TO DO: Repeat the listing in full. Nothing may be added or left out.

MATERIAL PROVIDED:
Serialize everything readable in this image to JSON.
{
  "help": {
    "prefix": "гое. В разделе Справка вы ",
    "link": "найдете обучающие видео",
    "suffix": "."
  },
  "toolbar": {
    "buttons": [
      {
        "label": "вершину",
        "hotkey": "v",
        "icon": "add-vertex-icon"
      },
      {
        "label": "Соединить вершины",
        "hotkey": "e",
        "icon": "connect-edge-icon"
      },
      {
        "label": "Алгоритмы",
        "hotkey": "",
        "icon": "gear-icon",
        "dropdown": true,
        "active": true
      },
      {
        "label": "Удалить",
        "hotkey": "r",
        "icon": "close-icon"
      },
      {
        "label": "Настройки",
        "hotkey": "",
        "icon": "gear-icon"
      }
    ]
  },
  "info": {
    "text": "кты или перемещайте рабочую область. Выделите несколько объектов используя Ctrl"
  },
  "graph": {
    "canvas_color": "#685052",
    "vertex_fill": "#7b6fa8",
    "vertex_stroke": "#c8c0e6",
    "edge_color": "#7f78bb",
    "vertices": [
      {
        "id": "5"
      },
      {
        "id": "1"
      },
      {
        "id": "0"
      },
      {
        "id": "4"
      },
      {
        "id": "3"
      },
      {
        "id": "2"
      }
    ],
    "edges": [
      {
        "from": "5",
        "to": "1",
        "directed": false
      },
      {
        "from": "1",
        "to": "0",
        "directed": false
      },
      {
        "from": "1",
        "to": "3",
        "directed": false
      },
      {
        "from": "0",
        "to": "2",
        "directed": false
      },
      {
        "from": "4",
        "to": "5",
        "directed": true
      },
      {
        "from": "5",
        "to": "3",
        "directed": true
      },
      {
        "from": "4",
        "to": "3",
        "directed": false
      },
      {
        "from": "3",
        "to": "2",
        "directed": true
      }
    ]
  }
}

ANSWER SPACE:
Serialize everything readable in this image to JSON.
{
  "help": {
    "prefix": "гое. В разделе Справка вы ",
    "link": "найдете обучающие видео",
    "suffix": "."
  },
  "toolbar": {
    "buttons": [
      {
        "label": "вершину",
        "hotkey": "v",
        "icon": "add-vertex-icon"
      },
      {
        "label": "Соединить вершины",
        "hotkey": "e",
        "icon": "connect-edge-icon"
      },
      {
        "label": "Алгоритмы",
        "hotkey": "",
        "icon": "gear-icon",
        "dropdown": true,
        "active": true
      },
      {
        "label": "Удалить",
        "hotkey": "r",
        "icon": "close-icon"
      },
      {
        "label": "Настройки",
        "hotkey": "",
        "icon": "gear-icon"
      }
    ]
  },
  "info": {
    "text": "кты или перемещайте рабочую область. Выделите несколько объектов используя Ctrl"
  },
  "graph": {
    "canvas_color": "#685052",
    "vertex_fill": "#7b6fa8",
    "vertex_stroke": "#c8c0e6",
    "edge_color": "#7f78bb",
    "vertices": [
      {
        "id": "5"
      },
      {
        "id": "1"
      },
      {
        "id": "0"
      },
      {
        "id": "4"
      },
      {
        "id": "3"
      },
      {
        "id": "2"
      }
    ],
    "edges": [
      {
        "from": "5",
        "to": "1",
        "directed": false
      },
      {
        "from": "1",
        "to": "0",
        "directed": false
      },
      {
        "from": "1",
        "to": "3",
        "directed": false
      },
      {
        "from": "0",
        "to": "2",
        "directed": false
      },
      {
        "from": "4",
        "to": "5",
        "directed": true
      },
      {
        "from": "5",
        "to": "3",
        "directed": true
      },
      {
        "from": "4",
        "to": "3",
        "directed": false
      },
      {
        "from": "3",
        "to": "2",
        "directed": true
      }
    ]
  }
}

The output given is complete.